BEGIN Available data
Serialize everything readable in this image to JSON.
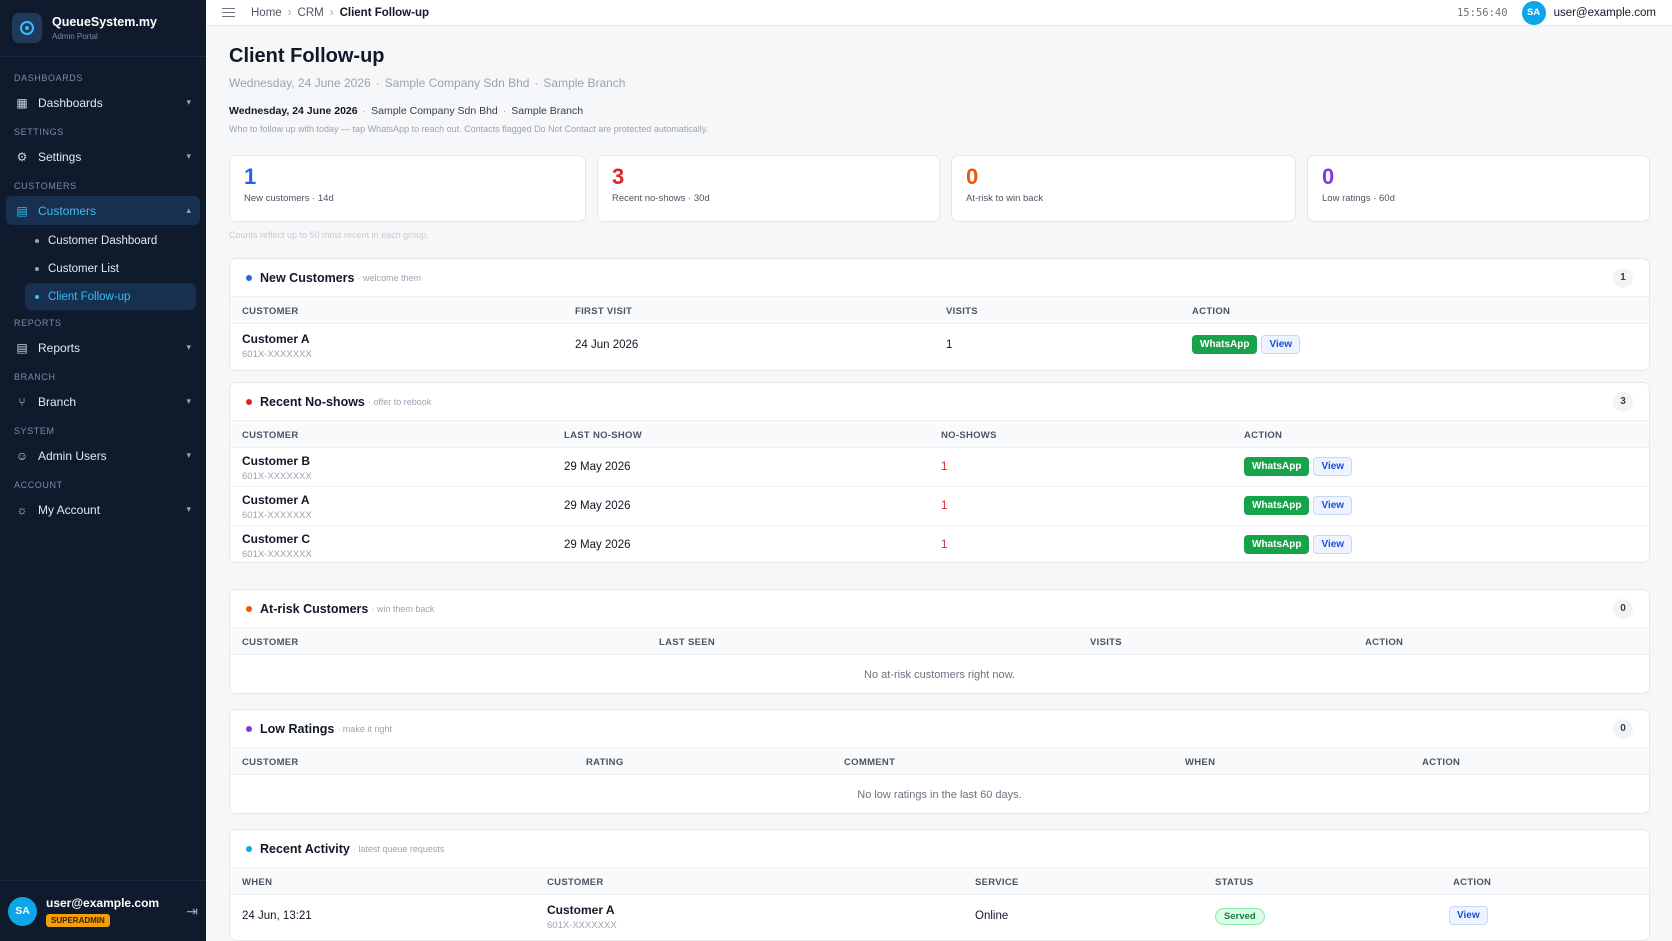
{
  "brand": {
    "name": "QueueSystem.my",
    "subtitle": "Admin Portal"
  },
  "sidebar": {
    "sections": [
      {
        "label": "DASHBOARDS",
        "item": "Dashboards"
      },
      {
        "label": "SETTINGS",
        "item": "Settings"
      },
      {
        "label": "CUSTOMERS",
        "item": "Customers"
      },
      {
        "label": "REPORTS",
        "item": "Reports"
      },
      {
        "label": "BRANCH",
        "item": "Branch"
      },
      {
        "label": "SYSTEM",
        "item": "Admin Users"
      },
      {
        "label": "ACCOUNT",
        "item": "My Account"
      }
    ],
    "customer_subitems": [
      "Customer Dashboard",
      "Customer List",
      "Client Follow-up"
    ],
    "user_email": "user@example.com",
    "user_initials": "SA",
    "user_role": "SUPERADMIN"
  },
  "topbar": {
    "breadcrumb": [
      "Home",
      "CRM",
      "Client Follow-up"
    ],
    "clock": "15:56:40",
    "user_initials": "SA",
    "user_email": "user@example.com"
  },
  "page": {
    "title": "Client Follow-up",
    "date": "Wednesday, 24 June 2026",
    "company": "Sample Company Sdn Bhd",
    "branch": "Sample Branch",
    "hint": "Who to follow up with today — tap WhatsApp to reach out. Contacts flagged Do Not Contact are protected automatically.",
    "counts_note": "Counts reflect up to 50 most recent in each group."
  },
  "cards": [
    {
      "value": "1",
      "label": "New customers · 14d",
      "color": "#2563eb"
    },
    {
      "value": "3",
      "label": "Recent no-shows · 30d",
      "color": "#dc2626"
    },
    {
      "value": "0",
      "label": "At-risk to win back",
      "color": "#ea580c"
    },
    {
      "value": "0",
      "label": "Low ratings · 60d",
      "color": "#7c3aed"
    }
  ],
  "new_customers": {
    "title": "New Customers",
    "subtitle": "· welcome them",
    "count": "1",
    "dot": "#2563eb",
    "headers": [
      "CUSTOMER",
      "FIRST VISIT",
      "VISITS",
      "ACTION"
    ],
    "rows": [
      {
        "name": "Customer A",
        "phone": "601X-XXXXXXX",
        "first_visit": "24 Jun 2026",
        "visits": "1"
      }
    ]
  },
  "no_shows": {
    "title": "Recent No-shows",
    "subtitle": "· offer to rebook",
    "count": "3",
    "dot": "#dc2626",
    "headers": [
      "CUSTOMER",
      "LAST NO-SHOW",
      "NO-SHOWS",
      "ACTION"
    ],
    "rows": [
      {
        "name": "Customer B",
        "phone": "601X-XXXXXXX",
        "last": "29 May 2026",
        "count": "1"
      },
      {
        "name": "Customer A",
        "phone": "601X-XXXXXXX",
        "last": "29 May 2026",
        "count": "1"
      },
      {
        "name": "Customer C",
        "phone": "601X-XXXXXXX",
        "last": "29 May 2026",
        "count": "1"
      }
    ]
  },
  "at_risk": {
    "title": "At-risk Customers",
    "subtitle": "· win them back",
    "count": "0",
    "dot": "#ea580c",
    "headers": [
      "CUSTOMER",
      "LAST SEEN",
      "VISITS",
      "ACTION"
    ],
    "empty": "No at-risk customers right now."
  },
  "low_ratings": {
    "title": "Low Ratings",
    "subtitle": "· make it right",
    "count": "0",
    "dot": "#7c3aed",
    "headers": [
      "CUSTOMER",
      "RATING",
      "COMMENT",
      "WHEN",
      "ACTION"
    ],
    "empty": "No low ratings in the last 60 days."
  },
  "activity": {
    "title": "Recent Activity",
    "subtitle": "· latest queue requests",
    "dot": "#0ea5e9",
    "headers": [
      "WHEN",
      "CUSTOMER",
      "SERVICE",
      "STATUS",
      "ACTION"
    ],
    "rows": [
      {
        "when": "24 Jun, 13:21",
        "name": "Customer A",
        "phone": "601X-XXXXXXX",
        "service": "Online",
        "status": "Served"
      }
    ]
  },
  "actions": {
    "whatsapp": "WhatsApp",
    "view": "View"
  }
}
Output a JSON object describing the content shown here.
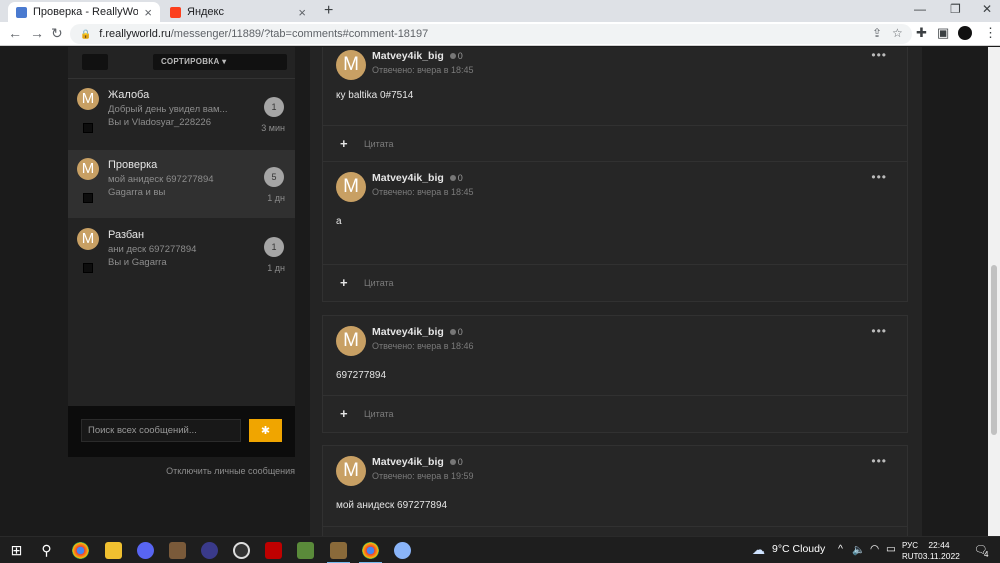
{
  "browser": {
    "tabs": [
      {
        "title": "Проверка - ReallyWorld",
        "active": true,
        "favicon_color": "#4a7ad0"
      },
      {
        "title": "Яндекс",
        "active": false,
        "favicon_color": "#fc3f1d"
      }
    ],
    "new_tab_icon": "plus-icon",
    "address": {
      "host": "f.reallyworld.ru",
      "path": "/messenger/11889/?tab=comments#comment-18197"
    },
    "window_controls": [
      "minimize-icon",
      "maximize-icon",
      "close-icon"
    ]
  },
  "sidebar": {
    "sort_label": "СОРТИРОВКА ▾",
    "conversations": [
      {
        "avatar": "M",
        "title": "Жалоба",
        "preview": "Добрый день увидел вам...",
        "members": "Вы и Vladosyar_228226",
        "count": "1",
        "time": "3 мин",
        "selected": false
      },
      {
        "avatar": "M",
        "title": "Проверка",
        "preview": "мой анидеск 697277894",
        "members": "Gagarra и вы",
        "count": "5",
        "time": "1 дн",
        "selected": true
      },
      {
        "avatar": "M",
        "title": "Разбан",
        "preview": "ани деск 697277894",
        "members": "Вы и Gagarra",
        "count": "1",
        "time": "1 дн",
        "selected": false
      }
    ],
    "search_placeholder": "Поиск всех сообщений...",
    "search_button_icon": "gear-icon",
    "disable_link": "Отключить личные сообщения"
  },
  "posts": [
    {
      "avatar": "M",
      "author": "Matvey4ik_big",
      "karma": "0",
      "date": "Отвечено: вчера в 18:45",
      "body": "ку baltika 0#7514",
      "quote_label": "Цитата",
      "menu": "•••"
    },
    {
      "avatar": "M",
      "author": "Matvey4ik_big",
      "karma": "0",
      "date": "Отвечено: вчера в 18:45",
      "body": "а",
      "quote_label": "Цитата",
      "menu": "•••"
    },
    {
      "avatar": "M",
      "author": "Matvey4ik_big",
      "karma": "0",
      "date": "Отвечено: вчера в 18:46",
      "body": "697277894",
      "quote_label": "Цитата",
      "menu": "•••"
    },
    {
      "avatar": "M",
      "author": "Matvey4ik_big",
      "karma": "0",
      "date": "Отвечено: вчера в 19:59",
      "body": "мой анидеск 697277894",
      "quote_label": "Цитата",
      "menu": "•••"
    }
  ],
  "taskbar": {
    "weather": "9°C  Cloudy",
    "lang": "РУС",
    "lang2": "RUT",
    "time": "22:44",
    "date": "03.11.2022",
    "notifications": "4",
    "apps": [
      "windows-start-icon",
      "search-icon",
      "chrome-icon",
      "file-explorer-icon",
      "discord-icon",
      "minecraft-launcher-icon",
      "app-icon",
      "obs-icon",
      "filezilla-icon",
      "minecraft-icon",
      "winrar-icon",
      "chrome-active-icon",
      "app-icon-2"
    ]
  }
}
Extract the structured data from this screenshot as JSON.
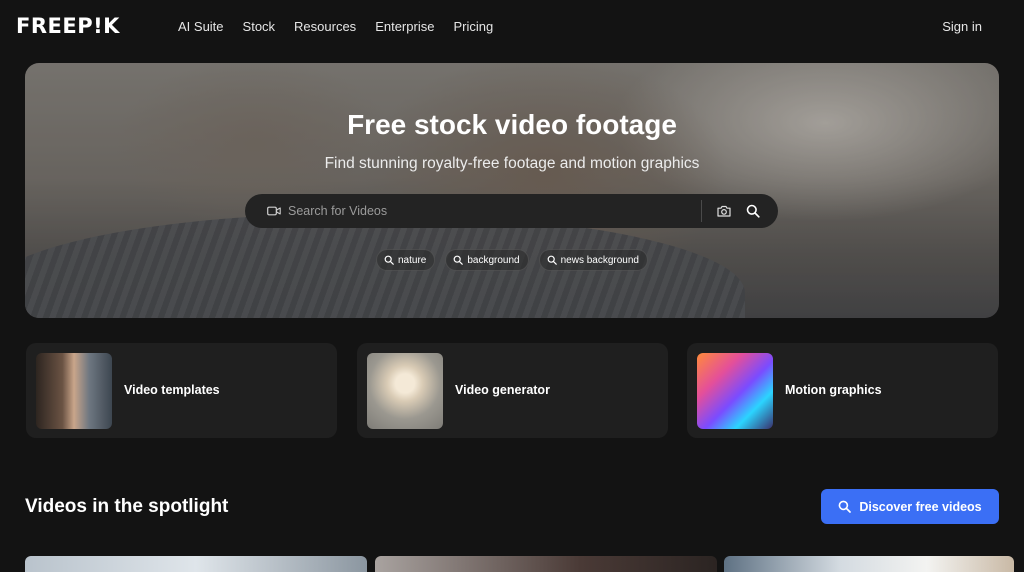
{
  "header": {
    "logo": "FREEP!K",
    "nav": [
      "AI Suite",
      "Stock",
      "Resources",
      "Enterprise",
      "Pricing"
    ],
    "sign_in": "Sign in"
  },
  "hero": {
    "title": "Free stock video footage",
    "subtitle": "Find stunning royalty-free footage and motion graphics",
    "search": {
      "placeholder": "Search for Videos",
      "value": "",
      "left_icon": "video-camera-icon",
      "right_icons": [
        "camera-icon",
        "search-icon"
      ]
    },
    "chips": [
      "nature",
      "background",
      "news background"
    ]
  },
  "cards": [
    {
      "label": "Video templates",
      "thumb": "woman-glitch-thumbnail"
    },
    {
      "label": "Video generator",
      "thumb": "white-flower-thumbnail"
    },
    {
      "label": "Motion graphics",
      "thumb": "colorful-profile-thumbnail"
    }
  ],
  "spotlight": {
    "title": "Videos in the spotlight",
    "button": "Discover free videos"
  },
  "colors": {
    "background": "#131313",
    "card": "#1f1f1f",
    "accent": "#3b6ff5"
  }
}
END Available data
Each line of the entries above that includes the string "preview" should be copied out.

Response
        "preview": "Добрый день увидел вам...",
        "preview": "мой анидеск 697277894",
        "preview": "ани деск 697277894",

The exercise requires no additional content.